[Work instruction]
Lines with "screenshot" in the records below: say how many there are, and add nothing.

(Records excerpted from a collection)
* * * * * * * * *
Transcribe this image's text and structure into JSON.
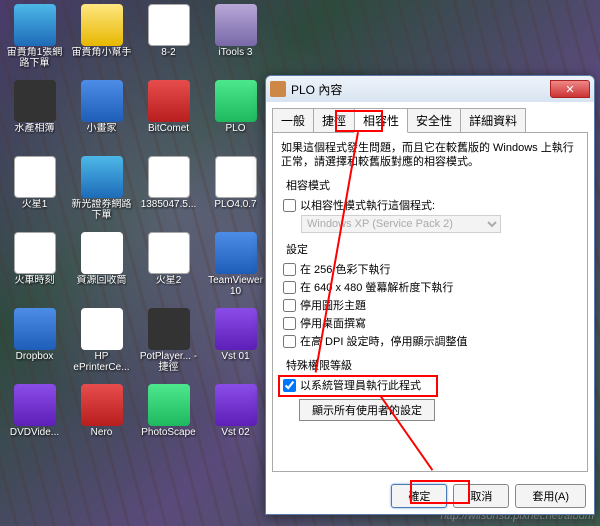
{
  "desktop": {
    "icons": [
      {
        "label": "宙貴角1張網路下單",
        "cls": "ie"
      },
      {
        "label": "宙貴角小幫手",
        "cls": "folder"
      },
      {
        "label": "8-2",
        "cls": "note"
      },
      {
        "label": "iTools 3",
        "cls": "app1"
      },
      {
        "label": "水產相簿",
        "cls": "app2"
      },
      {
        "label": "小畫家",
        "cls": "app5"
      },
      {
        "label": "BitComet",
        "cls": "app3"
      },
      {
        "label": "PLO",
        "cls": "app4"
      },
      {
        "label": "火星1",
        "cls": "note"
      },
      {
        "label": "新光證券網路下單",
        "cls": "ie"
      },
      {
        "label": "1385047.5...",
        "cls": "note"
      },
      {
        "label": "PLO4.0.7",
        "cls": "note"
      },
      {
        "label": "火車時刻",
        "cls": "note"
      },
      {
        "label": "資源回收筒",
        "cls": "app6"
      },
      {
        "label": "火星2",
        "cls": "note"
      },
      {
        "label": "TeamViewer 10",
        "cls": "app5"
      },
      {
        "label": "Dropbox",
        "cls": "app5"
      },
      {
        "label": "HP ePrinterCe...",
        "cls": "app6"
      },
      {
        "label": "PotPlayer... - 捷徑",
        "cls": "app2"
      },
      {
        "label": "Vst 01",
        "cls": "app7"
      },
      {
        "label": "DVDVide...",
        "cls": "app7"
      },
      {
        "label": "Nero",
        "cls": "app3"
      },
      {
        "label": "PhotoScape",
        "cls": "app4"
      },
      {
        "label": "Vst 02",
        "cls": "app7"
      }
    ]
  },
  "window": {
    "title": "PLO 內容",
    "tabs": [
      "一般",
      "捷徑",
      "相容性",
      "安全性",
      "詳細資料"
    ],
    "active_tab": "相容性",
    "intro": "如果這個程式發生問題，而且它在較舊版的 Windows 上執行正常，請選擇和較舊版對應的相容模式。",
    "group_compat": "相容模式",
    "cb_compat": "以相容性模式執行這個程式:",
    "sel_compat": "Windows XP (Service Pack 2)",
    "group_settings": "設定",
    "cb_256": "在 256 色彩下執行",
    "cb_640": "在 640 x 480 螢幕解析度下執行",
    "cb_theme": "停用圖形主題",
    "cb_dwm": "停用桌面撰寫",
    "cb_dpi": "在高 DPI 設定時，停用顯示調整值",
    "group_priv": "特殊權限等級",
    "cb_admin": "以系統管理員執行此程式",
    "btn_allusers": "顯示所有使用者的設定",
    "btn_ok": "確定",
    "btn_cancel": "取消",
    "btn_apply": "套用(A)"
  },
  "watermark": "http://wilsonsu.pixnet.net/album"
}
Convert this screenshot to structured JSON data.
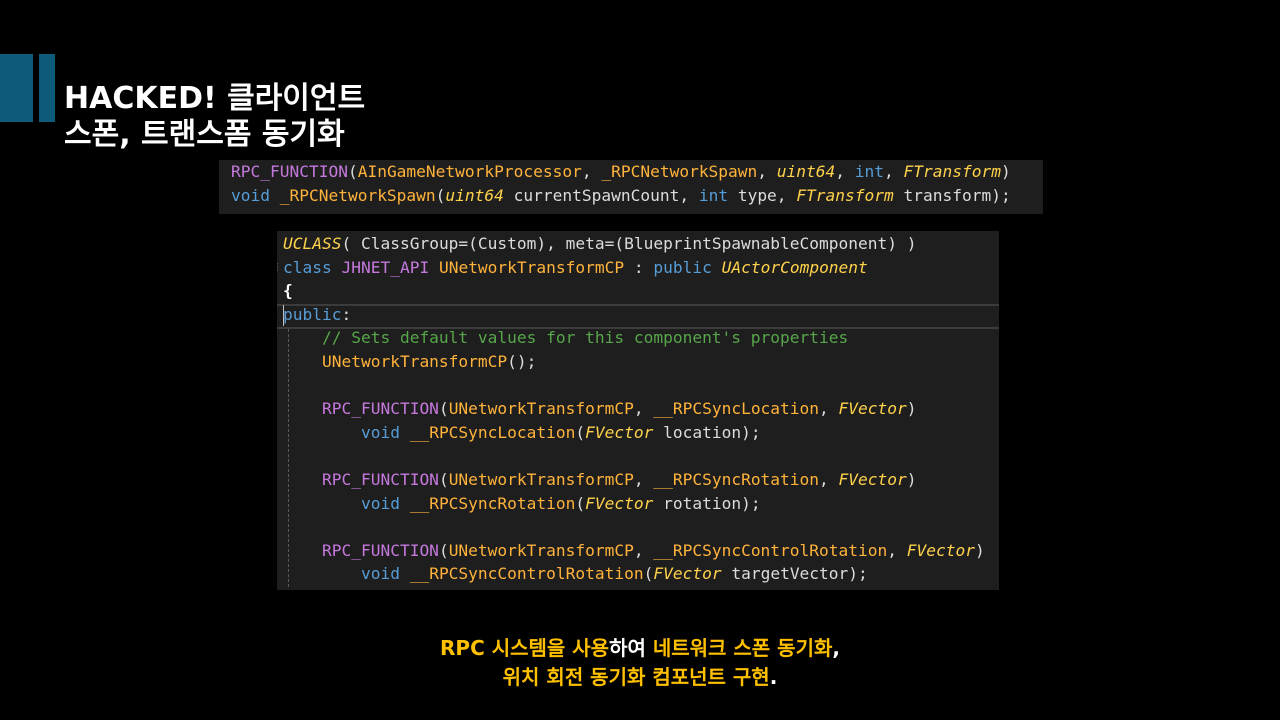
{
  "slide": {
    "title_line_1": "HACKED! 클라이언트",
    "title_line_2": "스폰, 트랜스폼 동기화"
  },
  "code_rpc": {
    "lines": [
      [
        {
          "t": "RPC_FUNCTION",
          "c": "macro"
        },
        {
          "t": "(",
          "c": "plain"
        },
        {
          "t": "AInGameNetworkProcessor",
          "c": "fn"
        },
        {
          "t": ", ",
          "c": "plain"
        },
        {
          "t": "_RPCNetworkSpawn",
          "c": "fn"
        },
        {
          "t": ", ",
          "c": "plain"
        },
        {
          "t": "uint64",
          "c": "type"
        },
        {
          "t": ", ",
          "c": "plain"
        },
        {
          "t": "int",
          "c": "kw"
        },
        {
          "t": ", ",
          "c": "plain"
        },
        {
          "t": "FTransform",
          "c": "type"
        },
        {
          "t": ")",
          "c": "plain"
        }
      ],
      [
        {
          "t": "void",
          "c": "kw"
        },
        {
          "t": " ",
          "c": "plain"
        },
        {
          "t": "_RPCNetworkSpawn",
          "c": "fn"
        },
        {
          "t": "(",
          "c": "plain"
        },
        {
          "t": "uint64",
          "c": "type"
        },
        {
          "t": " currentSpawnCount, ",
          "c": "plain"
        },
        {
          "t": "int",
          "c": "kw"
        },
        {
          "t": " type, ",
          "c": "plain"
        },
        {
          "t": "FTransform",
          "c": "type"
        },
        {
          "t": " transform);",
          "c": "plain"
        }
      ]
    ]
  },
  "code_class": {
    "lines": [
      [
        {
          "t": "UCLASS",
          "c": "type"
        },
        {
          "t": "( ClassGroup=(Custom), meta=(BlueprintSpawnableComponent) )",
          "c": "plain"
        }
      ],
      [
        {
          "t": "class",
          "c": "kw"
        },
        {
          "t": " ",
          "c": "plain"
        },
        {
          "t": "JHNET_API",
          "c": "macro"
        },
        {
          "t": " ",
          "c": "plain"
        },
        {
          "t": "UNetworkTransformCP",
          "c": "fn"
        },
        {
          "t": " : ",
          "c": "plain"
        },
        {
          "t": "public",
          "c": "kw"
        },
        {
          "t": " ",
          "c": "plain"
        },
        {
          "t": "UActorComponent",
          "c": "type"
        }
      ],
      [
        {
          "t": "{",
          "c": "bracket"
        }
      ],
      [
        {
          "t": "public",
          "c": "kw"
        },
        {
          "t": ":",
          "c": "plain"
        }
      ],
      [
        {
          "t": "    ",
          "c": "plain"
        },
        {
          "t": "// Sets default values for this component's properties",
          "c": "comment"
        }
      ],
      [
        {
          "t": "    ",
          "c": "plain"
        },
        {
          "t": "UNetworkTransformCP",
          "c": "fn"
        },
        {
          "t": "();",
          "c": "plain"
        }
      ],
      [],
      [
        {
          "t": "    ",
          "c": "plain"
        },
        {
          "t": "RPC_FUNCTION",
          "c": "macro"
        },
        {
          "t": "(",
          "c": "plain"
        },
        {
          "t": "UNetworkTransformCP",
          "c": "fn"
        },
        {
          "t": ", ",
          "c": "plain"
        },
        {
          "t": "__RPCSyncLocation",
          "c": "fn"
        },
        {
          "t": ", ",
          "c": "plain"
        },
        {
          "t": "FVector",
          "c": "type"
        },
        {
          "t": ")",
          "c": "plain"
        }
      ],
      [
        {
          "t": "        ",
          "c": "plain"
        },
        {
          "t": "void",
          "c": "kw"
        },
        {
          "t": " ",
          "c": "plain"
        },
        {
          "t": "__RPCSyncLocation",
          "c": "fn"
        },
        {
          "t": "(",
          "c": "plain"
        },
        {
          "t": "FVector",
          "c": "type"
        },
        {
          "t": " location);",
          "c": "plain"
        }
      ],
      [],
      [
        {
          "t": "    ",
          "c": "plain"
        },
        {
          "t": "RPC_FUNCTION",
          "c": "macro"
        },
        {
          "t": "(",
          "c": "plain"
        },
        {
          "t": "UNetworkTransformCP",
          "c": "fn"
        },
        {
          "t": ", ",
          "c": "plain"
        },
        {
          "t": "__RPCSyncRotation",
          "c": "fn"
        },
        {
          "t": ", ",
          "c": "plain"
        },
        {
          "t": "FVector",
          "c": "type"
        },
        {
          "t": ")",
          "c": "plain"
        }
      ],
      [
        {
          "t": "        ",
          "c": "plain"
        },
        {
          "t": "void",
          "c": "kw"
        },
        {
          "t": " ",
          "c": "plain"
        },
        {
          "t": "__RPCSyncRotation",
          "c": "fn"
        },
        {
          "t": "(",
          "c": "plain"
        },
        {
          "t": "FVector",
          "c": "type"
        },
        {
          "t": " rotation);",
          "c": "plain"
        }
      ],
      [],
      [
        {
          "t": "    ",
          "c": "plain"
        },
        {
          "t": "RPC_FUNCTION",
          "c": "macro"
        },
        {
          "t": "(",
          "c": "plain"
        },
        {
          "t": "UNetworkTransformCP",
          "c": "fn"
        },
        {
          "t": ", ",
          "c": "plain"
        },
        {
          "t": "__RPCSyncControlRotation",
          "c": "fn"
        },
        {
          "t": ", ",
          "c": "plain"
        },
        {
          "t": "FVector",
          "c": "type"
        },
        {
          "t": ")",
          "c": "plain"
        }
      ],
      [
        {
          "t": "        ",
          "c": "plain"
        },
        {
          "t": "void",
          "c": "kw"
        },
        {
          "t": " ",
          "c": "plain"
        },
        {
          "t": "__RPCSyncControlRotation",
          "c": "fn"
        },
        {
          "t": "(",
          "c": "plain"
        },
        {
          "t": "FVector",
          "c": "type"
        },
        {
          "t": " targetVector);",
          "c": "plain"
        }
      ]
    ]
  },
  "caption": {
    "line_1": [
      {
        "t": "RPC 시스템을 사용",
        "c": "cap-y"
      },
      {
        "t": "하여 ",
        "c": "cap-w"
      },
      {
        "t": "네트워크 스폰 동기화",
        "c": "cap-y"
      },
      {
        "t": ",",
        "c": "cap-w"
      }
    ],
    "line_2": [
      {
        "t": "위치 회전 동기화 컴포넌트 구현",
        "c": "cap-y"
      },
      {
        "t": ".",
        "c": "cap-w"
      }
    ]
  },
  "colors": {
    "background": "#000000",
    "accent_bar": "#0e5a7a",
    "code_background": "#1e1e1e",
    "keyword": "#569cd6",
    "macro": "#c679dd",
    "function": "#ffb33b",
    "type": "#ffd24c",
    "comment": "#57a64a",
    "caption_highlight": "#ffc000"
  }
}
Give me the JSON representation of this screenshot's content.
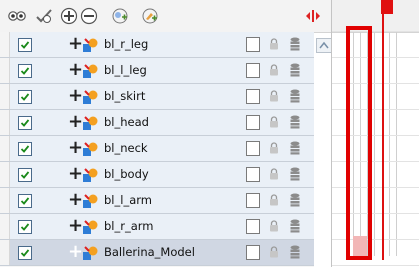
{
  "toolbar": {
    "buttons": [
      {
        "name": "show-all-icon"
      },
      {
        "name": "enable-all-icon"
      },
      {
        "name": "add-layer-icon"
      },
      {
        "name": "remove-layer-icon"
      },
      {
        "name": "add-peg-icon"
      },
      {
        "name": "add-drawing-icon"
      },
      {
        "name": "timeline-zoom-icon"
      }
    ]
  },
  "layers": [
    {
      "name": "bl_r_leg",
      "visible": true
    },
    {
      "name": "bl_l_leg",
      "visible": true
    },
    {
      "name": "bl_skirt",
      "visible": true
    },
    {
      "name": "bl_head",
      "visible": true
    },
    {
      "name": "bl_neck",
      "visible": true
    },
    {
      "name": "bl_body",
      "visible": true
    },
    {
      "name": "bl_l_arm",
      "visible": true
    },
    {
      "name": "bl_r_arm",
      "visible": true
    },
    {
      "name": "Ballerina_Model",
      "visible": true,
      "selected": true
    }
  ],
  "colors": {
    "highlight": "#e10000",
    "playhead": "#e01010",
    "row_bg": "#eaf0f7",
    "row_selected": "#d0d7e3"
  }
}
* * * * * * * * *
[Your solution]
2